*** Opening Source information ***

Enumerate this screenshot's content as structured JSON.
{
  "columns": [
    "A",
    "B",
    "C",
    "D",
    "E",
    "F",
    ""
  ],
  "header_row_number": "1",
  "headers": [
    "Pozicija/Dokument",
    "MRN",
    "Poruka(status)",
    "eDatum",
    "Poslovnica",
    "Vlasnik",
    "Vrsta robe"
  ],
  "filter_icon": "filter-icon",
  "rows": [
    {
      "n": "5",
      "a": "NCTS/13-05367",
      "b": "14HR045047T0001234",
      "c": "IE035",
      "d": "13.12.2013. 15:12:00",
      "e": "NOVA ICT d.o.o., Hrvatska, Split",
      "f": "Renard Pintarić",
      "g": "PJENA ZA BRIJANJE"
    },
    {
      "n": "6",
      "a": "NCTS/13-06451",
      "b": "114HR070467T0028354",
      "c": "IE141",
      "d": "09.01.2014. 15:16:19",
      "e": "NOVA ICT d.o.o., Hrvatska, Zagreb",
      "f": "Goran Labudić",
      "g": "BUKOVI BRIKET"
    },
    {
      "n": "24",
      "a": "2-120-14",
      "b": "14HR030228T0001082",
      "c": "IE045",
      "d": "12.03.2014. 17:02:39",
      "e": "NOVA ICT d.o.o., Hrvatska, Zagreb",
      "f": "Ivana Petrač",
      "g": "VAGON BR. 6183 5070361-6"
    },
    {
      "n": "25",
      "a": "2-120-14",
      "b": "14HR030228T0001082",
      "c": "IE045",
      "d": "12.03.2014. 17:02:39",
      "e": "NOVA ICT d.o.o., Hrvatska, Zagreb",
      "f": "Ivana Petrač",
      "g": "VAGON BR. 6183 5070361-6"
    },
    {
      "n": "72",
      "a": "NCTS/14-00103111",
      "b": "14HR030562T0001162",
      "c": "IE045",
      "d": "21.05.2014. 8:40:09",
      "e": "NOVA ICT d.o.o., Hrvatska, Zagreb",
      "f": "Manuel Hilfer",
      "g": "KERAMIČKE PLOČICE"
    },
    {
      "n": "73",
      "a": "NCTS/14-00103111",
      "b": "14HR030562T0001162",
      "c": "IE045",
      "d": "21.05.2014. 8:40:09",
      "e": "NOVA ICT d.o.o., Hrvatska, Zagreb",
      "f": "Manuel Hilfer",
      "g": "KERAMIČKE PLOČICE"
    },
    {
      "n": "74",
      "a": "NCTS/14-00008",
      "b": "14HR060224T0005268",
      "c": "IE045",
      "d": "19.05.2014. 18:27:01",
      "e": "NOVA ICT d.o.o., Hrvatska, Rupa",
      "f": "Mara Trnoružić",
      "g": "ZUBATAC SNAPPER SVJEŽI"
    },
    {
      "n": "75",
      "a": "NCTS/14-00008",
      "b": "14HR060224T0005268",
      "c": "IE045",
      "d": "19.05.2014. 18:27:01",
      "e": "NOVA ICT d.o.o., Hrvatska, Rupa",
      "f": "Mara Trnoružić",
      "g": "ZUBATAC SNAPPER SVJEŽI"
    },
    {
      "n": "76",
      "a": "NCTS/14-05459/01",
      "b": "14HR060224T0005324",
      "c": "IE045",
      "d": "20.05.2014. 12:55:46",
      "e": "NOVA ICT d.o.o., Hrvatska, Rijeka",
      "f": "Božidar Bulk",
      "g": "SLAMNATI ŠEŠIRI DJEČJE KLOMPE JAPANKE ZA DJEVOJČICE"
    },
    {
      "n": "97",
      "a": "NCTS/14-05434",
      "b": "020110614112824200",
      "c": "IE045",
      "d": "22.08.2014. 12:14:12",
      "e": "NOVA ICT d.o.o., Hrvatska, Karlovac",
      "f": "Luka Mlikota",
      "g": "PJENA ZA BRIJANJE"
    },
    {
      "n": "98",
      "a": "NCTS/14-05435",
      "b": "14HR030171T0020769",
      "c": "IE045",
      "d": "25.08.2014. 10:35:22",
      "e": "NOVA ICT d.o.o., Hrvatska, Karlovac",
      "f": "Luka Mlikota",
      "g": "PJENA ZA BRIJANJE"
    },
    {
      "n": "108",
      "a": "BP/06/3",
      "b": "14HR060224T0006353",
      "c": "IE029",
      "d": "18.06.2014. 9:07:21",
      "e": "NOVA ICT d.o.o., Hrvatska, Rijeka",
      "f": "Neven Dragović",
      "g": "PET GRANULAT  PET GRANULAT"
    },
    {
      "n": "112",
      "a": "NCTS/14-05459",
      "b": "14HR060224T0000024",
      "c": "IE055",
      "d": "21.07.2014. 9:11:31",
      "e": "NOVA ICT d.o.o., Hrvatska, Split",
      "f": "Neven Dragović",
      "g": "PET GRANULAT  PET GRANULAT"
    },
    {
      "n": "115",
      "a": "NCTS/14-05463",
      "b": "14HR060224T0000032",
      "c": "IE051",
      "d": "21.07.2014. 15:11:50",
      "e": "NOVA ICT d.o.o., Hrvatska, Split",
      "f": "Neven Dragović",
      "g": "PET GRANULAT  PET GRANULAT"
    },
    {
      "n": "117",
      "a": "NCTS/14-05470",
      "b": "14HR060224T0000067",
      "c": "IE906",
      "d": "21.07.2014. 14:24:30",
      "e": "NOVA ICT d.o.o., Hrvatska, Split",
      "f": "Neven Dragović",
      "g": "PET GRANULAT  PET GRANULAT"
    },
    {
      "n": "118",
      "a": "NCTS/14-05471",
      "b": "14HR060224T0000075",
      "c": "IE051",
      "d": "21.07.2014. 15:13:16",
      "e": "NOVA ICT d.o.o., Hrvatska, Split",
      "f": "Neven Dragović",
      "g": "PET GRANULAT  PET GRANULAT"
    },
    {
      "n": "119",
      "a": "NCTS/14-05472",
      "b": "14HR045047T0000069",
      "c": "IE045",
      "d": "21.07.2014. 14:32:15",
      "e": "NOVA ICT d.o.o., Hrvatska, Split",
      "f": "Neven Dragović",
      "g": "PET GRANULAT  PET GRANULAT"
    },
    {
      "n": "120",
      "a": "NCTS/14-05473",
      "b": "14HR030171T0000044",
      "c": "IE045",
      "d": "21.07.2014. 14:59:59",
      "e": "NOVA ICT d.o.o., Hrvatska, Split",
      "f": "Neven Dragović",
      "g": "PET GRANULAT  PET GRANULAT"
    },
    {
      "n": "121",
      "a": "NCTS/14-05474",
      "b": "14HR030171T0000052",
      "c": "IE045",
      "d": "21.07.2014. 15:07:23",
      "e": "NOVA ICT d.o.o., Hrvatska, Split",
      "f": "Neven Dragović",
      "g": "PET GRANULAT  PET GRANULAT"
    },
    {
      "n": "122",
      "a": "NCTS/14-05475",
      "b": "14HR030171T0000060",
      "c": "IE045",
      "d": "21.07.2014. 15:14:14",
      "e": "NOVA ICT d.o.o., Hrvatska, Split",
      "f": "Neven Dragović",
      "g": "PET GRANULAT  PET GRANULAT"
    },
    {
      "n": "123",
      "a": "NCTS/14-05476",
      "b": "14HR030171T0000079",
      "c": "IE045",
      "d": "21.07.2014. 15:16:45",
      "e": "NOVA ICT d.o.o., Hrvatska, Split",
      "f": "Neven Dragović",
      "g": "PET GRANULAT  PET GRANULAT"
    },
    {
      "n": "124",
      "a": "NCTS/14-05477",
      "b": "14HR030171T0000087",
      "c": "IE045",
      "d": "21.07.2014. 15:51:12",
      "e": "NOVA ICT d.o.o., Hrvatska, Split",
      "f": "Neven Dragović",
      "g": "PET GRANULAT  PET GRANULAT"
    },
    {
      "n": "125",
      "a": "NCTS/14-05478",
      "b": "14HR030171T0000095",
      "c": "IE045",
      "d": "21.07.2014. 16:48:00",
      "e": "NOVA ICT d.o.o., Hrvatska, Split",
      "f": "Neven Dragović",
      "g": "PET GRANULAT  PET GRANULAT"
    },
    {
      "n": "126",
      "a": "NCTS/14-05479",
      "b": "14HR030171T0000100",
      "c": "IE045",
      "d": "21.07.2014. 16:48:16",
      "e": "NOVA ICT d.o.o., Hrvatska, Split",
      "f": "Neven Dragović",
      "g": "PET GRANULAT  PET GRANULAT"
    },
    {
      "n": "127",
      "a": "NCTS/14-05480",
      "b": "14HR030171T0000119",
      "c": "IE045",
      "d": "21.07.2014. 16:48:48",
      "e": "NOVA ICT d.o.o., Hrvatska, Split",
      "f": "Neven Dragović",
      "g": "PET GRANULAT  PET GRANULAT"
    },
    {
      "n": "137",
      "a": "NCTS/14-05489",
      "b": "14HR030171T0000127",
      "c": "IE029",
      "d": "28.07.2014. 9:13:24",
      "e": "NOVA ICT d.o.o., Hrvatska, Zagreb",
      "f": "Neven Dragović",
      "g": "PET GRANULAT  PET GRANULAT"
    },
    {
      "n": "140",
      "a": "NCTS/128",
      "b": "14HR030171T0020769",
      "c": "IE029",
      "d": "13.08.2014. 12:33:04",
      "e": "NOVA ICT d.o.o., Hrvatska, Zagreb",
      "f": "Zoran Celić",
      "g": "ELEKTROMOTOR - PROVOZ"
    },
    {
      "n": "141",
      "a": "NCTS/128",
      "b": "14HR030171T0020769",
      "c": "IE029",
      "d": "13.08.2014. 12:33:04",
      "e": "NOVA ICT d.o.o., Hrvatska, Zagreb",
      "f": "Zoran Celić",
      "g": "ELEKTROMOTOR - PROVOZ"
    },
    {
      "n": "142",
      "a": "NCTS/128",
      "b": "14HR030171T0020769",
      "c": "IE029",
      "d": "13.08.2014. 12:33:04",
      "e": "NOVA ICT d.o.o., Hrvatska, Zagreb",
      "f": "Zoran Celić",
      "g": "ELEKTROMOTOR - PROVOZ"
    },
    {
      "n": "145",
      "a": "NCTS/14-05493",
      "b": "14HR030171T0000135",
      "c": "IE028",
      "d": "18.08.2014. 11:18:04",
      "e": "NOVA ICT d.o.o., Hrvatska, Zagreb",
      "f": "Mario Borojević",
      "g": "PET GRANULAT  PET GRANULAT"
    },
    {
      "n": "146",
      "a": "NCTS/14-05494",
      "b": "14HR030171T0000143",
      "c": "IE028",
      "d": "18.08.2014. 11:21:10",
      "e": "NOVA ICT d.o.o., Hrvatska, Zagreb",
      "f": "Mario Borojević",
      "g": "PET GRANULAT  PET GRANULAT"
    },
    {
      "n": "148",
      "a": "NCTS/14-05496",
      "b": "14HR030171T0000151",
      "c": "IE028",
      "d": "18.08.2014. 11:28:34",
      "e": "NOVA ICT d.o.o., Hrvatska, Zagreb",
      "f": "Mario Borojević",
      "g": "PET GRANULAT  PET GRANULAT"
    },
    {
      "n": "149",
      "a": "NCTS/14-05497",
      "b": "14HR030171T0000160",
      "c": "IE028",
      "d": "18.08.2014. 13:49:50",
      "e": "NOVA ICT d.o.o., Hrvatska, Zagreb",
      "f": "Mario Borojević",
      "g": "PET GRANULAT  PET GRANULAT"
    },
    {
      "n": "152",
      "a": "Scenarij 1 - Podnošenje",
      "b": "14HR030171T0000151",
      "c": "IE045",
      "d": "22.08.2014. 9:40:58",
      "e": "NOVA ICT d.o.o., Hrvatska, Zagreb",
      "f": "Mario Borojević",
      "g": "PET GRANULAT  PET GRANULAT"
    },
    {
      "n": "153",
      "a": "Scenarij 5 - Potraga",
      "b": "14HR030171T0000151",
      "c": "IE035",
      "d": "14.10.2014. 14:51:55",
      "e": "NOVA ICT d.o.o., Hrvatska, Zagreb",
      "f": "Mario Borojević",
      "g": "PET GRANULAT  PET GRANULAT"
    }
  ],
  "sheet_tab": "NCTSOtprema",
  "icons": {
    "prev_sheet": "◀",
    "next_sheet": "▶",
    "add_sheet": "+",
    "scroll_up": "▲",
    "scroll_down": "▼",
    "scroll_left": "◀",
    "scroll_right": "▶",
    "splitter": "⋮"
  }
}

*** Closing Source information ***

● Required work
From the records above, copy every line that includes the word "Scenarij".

● Solution to this task
      "a": "Scenarij 1 - Podnošenje",
      "a": "Scenarij 5 - Potraga",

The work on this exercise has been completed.